I am a person who believes that if you generally do good things, good things will occur for you in return, and if you generally do bad things, bad things are bound to happen to you. That is why I've found myself torn for the past week in deciding whether or not to root for Fairfax's own George Mason Patriots in the NCAA Tournament.
It's a great story. An 11th seeded team that has never before won a tournament game upsets the last two champions and half of last year's Final Four on an unimaginable run to Indianapolis. What's more, they're only the second 11 seed to make a final four, and if they manage to make the championship they could go up against the only other team to accomplish that feat, LSU, who did it 20 years ago.
But what is inescapable to me is the simple fact that Mason's top guard, Tony Skinn, had to miss the first round game against Michigan State because he punched Hofstra's Loren Stokes SQUARE IN THE GROIN!

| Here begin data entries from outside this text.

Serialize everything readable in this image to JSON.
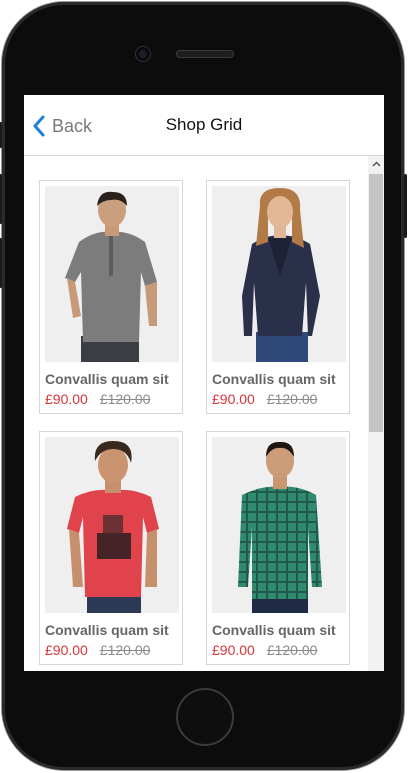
{
  "nav": {
    "back_label": "Back",
    "title": "Shop Grid"
  },
  "products": [
    {
      "name": "Convallis quam sit",
      "price": "£90.00",
      "old_price": "£120.00",
      "image": "man-grey-polo"
    },
    {
      "name": "Convallis quam sit",
      "price": "£90.00",
      "old_price": "£120.00",
      "image": "woman-navy-jacket"
    },
    {
      "name": "Convallis quam sit",
      "price": "£90.00",
      "old_price": "£120.00",
      "image": "man-red-graphic-tee"
    },
    {
      "name": "Convallis quam sit",
      "price": "£90.00",
      "old_price": "£120.00",
      "image": "man-green-plaid-shirt"
    }
  ],
  "colors": {
    "accent": "#1f7fe0",
    "price": "#d9343a",
    "old_price": "#8a8a8a"
  }
}
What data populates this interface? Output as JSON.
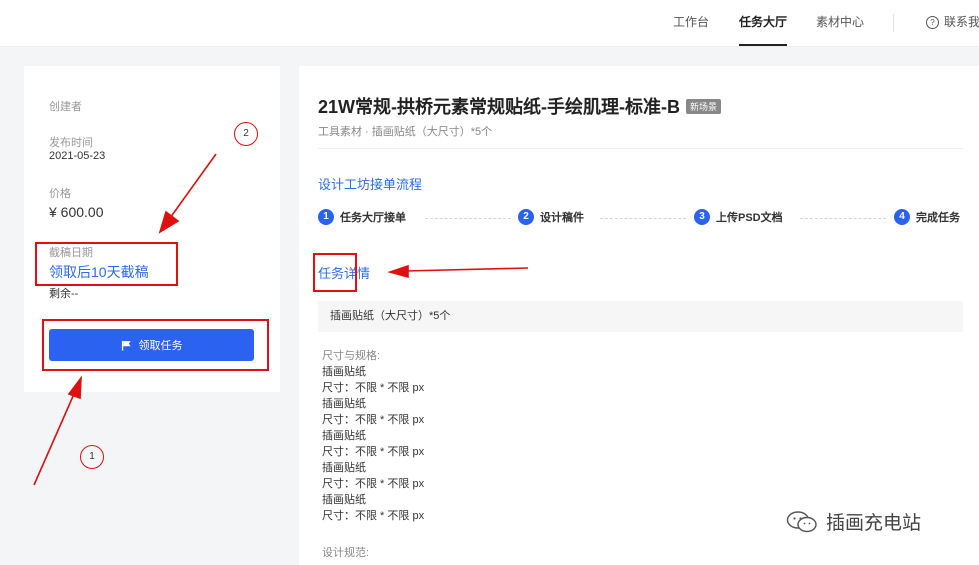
{
  "topnav": {
    "items": [
      "工作台",
      "任务大厅",
      "素材中心"
    ],
    "active": "任务大厅",
    "contact": "联系我"
  },
  "left": {
    "creator_label": "创建者",
    "publish_time_label": "发布时间",
    "publish_date": "2021-05-23",
    "price_label": "价格",
    "price": "¥ 600.00",
    "deadline_label": "截稿日期",
    "deadline_value": "领取后10天截稿",
    "remaining": "剩余--",
    "claim_button": "领取任务"
  },
  "task": {
    "title": "21W常规-拱桥元素常规贴纸-手绘肌理-标准-B",
    "badge": "新场景",
    "subtitle": "工具素材 · 插画贴纸（大尺寸）*5个",
    "flow_link": "设计工坊接单流程",
    "steps": [
      {
        "num": "1",
        "label": "任务大厅接单"
      },
      {
        "num": "2",
        "label": "设计稿件"
      },
      {
        "num": "3",
        "label": "上传PSD文档"
      },
      {
        "num": "4",
        "label": "完成任务"
      }
    ],
    "detail_heading": "任务详情",
    "detail_box": "插画贴纸（大尺寸）*5个",
    "spec_label": "尺寸与规格:",
    "spec_lines": [
      "插画贴纸",
      "尺寸：不限 * 不限 px",
      "插画贴纸",
      "尺寸：不限 * 不限 px",
      "插画贴纸",
      "尺寸：不限 * 不限 px",
      "插画贴纸",
      "尺寸：不限 * 不限 px",
      "插画贴纸",
      "尺寸：不限 * 不限 px"
    ],
    "design_label": "设计规范:"
  },
  "annotations": {
    "circle_1": "1",
    "circle_2": "2"
  },
  "watermark": "插画充电站",
  "colors": {
    "accent": "#2b62f0",
    "link": "#2d6cf0",
    "annotation": "#e01010"
  }
}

The CBS play-by-play and color guys have sugar-coated the incident for the national audience. According to CBS, Skinn is just an emotional player who had a mental lapse in a crucial moment. I can forgive CBS for this, because you so want it to be that classic sports story, and to be honest, the guys on CBS probably hadn't seen a lick of Colonial Athletic Association ball this year before the NCAA tournament. But area fans know better than to gobble up the steaming plate that CBS is serving.
On February 15, Skinn and Drexel's Dominick Mejia got involved in a physical chase for a loose ball, resulting in Skinn on the ground and Mejia standing, at which point Skinn decided it appropriate to kick Mejia. Mejia returned the favor and both players were ejected. In fact, Skinn was the subject of a lot of ire among CAA fans even before he threw the low blow.
A quick look at an ESPN.com poll shows that America appears to have forgiven Skinn and is rooting for his Patriots to win the Championship. (The question is who are you ROOTING for to win, and states favoring GMU are red. A poll of who WILL win comes up with completely different results.)
And I have to admit, I'm even caught up in the drama. I rooted for George Mason to beat the over-confident and somewhat-detestable UConn Huskies. But for a second it did look like karma would catch up with Skinn.
Just after Connecticut scored with seven seconds remaining to cut the Mason lead to 74-72, Mason inbounded to Skinn, who was fouled by UConn's Rudy Gay and went to the line with six seconds to play and a chance to seal the victory. Skinn missed the open end of a one-and-one, UConn rebounded and drove down the floor to tie the game up and send it to overtime.
Even though I was rooting for Mason, I was somewhat satisfied by the fact that Skinn got what was coming to him, choked in a key situation, and assuredly had lost the game for his team. My faith in karma was restored. There was no way the Patriots were recovering in OT to win.
But no. Mason owned the overtime period, hitting clutch shot after clutch shot, and when an almost identical situation came up where Jai Lewis missed potential game-ending free throws with six seconds left and Mason up two, UConn couldn't capitalize and the buzzer sounded, stamping GMU's ticket to Indy.
Even if Skinn goes 0-for-40 shooting in the Final Four matchup with Florida, misses 10 free throws down the stretch and completely costs Mason the game, that doesn't matter; they made the Final Four. People don't remember who made the Elite Eight, but they do remember who made the Final Four. They may have to think about it for a while, but they remember.
Why am I surprised, though? Sports are full of cheaters, dirty players and all around jerks winning championships and holding records. If karma really played a factor, Joey Porter wouldn't have won the Super Bowl this year, Barry Bonds wouldn't hold the single-season homerun record or be close to breaking the career mark, and the Yankees would have exactly 26 fewer World Series titles to their name.